(This post is a bounce-off from ‘the face of the bass’ at Bottom Lining.)
Saturday, May 05, 2007
Sorry for the sparsity of posts of late. Been doing some low-grade woodshedding and planning a recording (and chasing up old recordings and other documentation)…. And I really oughta get around to catching up on my reading. (sjz says he’s been stuck reading a couple of chapters for six years, but frankly that’s nothing compared to having read and re-read the first half dozen pages of a book for that last eight (count ’em) years.)
Anyway, another thing that is occupying my time is only peripherally related to music.
I swear a musician’s life is 20 days of paper pushing for one day on the road. When you’re up on stage, it’s all worth it, but I doubt any of us chose to be musicians based on our love of paperwork. (Incidentally, I’d just like to say that sympathetic and skillful promoters / managers / producers are very rare figures. I’m privileged to have worked with a few earlier in my career (ha ha ha—can I call it that?), but right now, I’m afloat on my own.)
However, I do plan to get back to this blog.
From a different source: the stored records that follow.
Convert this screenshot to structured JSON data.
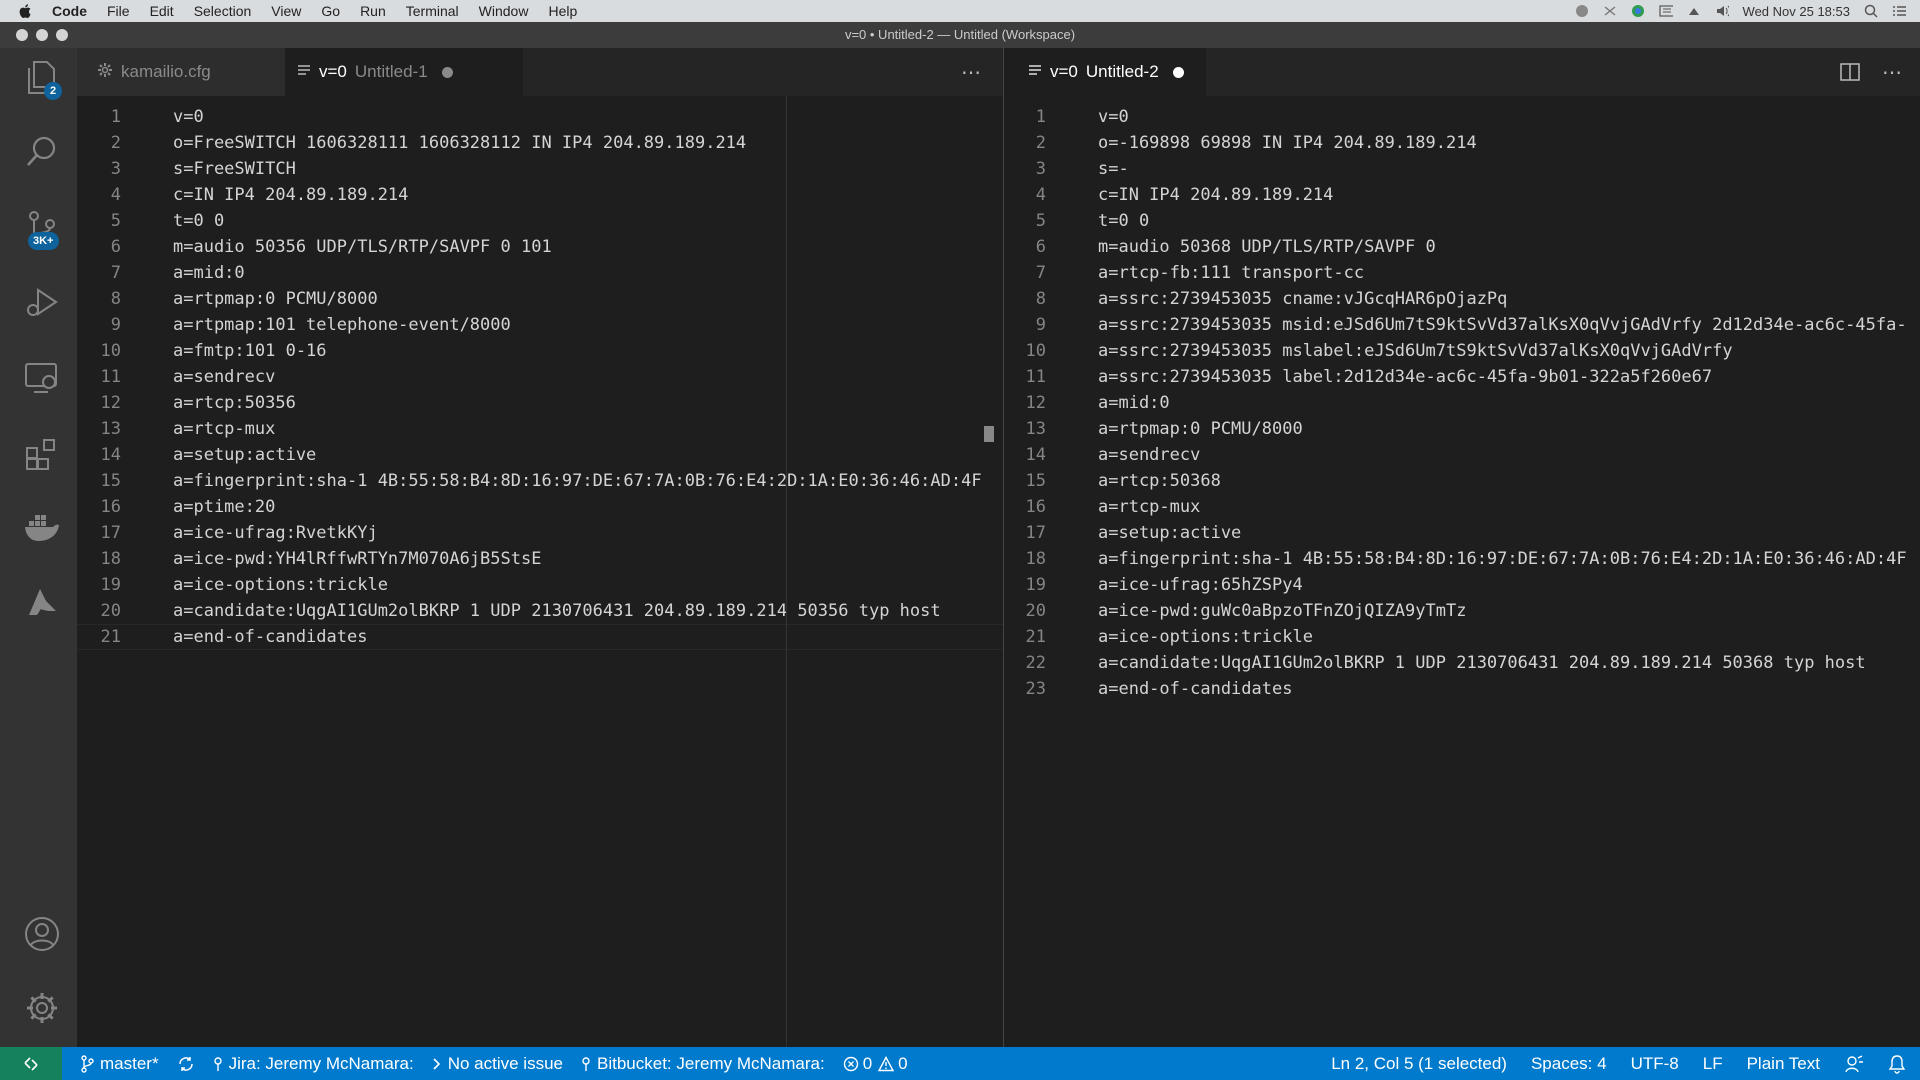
{
  "menubar": {
    "items": [
      "Code",
      "File",
      "Edit",
      "Selection",
      "View",
      "Go",
      "Run",
      "Terminal",
      "Window",
      "Help"
    ],
    "clock": "Wed Nov 25  18:53"
  },
  "window": {
    "title": "v=0 • Untitled-2 — Untitled (Workspace)"
  },
  "activitybar": {
    "explorer_badge": "2",
    "scm_badge": "3K+"
  },
  "left_group": {
    "tabs": [
      {
        "prefix": "",
        "name": "kamailio.cfg",
        "icon": "gear-icon"
      },
      {
        "prefix": "v=0",
        "name": "Untitled-1",
        "icon": "list-icon",
        "dirty": true
      }
    ],
    "lines": [
      "v=0",
      "o=FreeSWITCH 1606328111 1606328112 IN IP4 204.89.189.214",
      "s=FreeSWITCH",
      "c=IN IP4 204.89.189.214",
      "t=0 0",
      "m=audio 50356 UDP/TLS/RTP/SAVPF 0 101",
      "a=mid:0",
      "a=rtpmap:0 PCMU/8000",
      "a=rtpmap:101 telephone-event/8000",
      "a=fmtp:101 0-16",
      "a=sendrecv",
      "a=rtcp:50356",
      "a=rtcp-mux",
      "a=setup:active",
      "a=fingerprint:sha-1 4B:55:58:B4:8D:16:97:DE:67:7A:0B:76:E4:2D:1A:E0:36:46:AD:4F",
      "a=ptime:20",
      "a=ice-ufrag:RvetkKYj",
      "a=ice-pwd:YH4lRffwRTYn7M070A6jB5StsE",
      "a=ice-options:trickle",
      "a=candidate:UqgAI1GUm2olBKRP 1 UDP 2130706431 204.89.189.214 50356 typ host",
      "a=end-of-candidates"
    ]
  },
  "right_group": {
    "tabs": [
      {
        "prefix": "v=0",
        "name": "Untitled-2",
        "icon": "list-icon",
        "dirty": true
      }
    ],
    "lines": [
      "v=0",
      "o=-169898 69898 IN IP4 204.89.189.214",
      "s=-",
      "c=IN IP4 204.89.189.214",
      "t=0 0",
      "m=audio 50368 UDP/TLS/RTP/SAVPF 0",
      "a=rtcp-fb:111 transport-cc",
      "a=ssrc:2739453035 cname:vJGcqHAR6pOjazPq",
      "a=ssrc:2739453035 msid:eJSd6Um7tS9ktSvVd37alKsX0qVvjGAdVrfy 2d12d34e-ac6c-45fa-",
      "a=ssrc:2739453035 mslabel:eJSd6Um7tS9ktSvVd37alKsX0qVvjGAdVrfy",
      "a=ssrc:2739453035 label:2d12d34e-ac6c-45fa-9b01-322a5f260e67",
      "a=mid:0",
      "a=rtpmap:0 PCMU/8000",
      "a=sendrecv",
      "a=rtcp:50368",
      "a=rtcp-mux",
      "a=setup:active",
      "a=fingerprint:sha-1 4B:55:58:B4:8D:16:97:DE:67:7A:0B:76:E4:2D:1A:E0:36:46:AD:4F",
      "a=ice-ufrag:65hZSPy4",
      "a=ice-pwd:guWc0aBpzoTFnZOjQIZA9yTmTz",
      "a=ice-options:trickle",
      "a=candidate:UqgAI1GUm2olBKRP 1 UDP 2130706431 204.89.189.214 50368 typ host",
      "a=end-of-candidates"
    ]
  },
  "statusbar": {
    "branch": "master*",
    "jira": "Jira: Jeremy McNamara:",
    "issue": "No active issue",
    "bitbucket": "Bitbucket: Jeremy McNamara:",
    "errors": "0",
    "warnings": "0",
    "cursor": "Ln 2, Col 5 (1 selected)",
    "spaces": "Spaces: 4",
    "encoding": "UTF-8",
    "eol": "LF",
    "language": "Plain Text"
  },
  "colors": {
    "accent": "#007acc",
    "remote": "#16825d",
    "badge": "#0e639c"
  }
}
In addition to the tutorial material and usual unplanned collection of thoughts, I want to continue the discussion of laptops in performance (including a more positive and optimistic look at the practice), and the upturned piano (eventually turning to look at the technological dramas surrounding electric guitars).
tig will be back shortly.
Posted by the improvising guitarist at 3:09 PM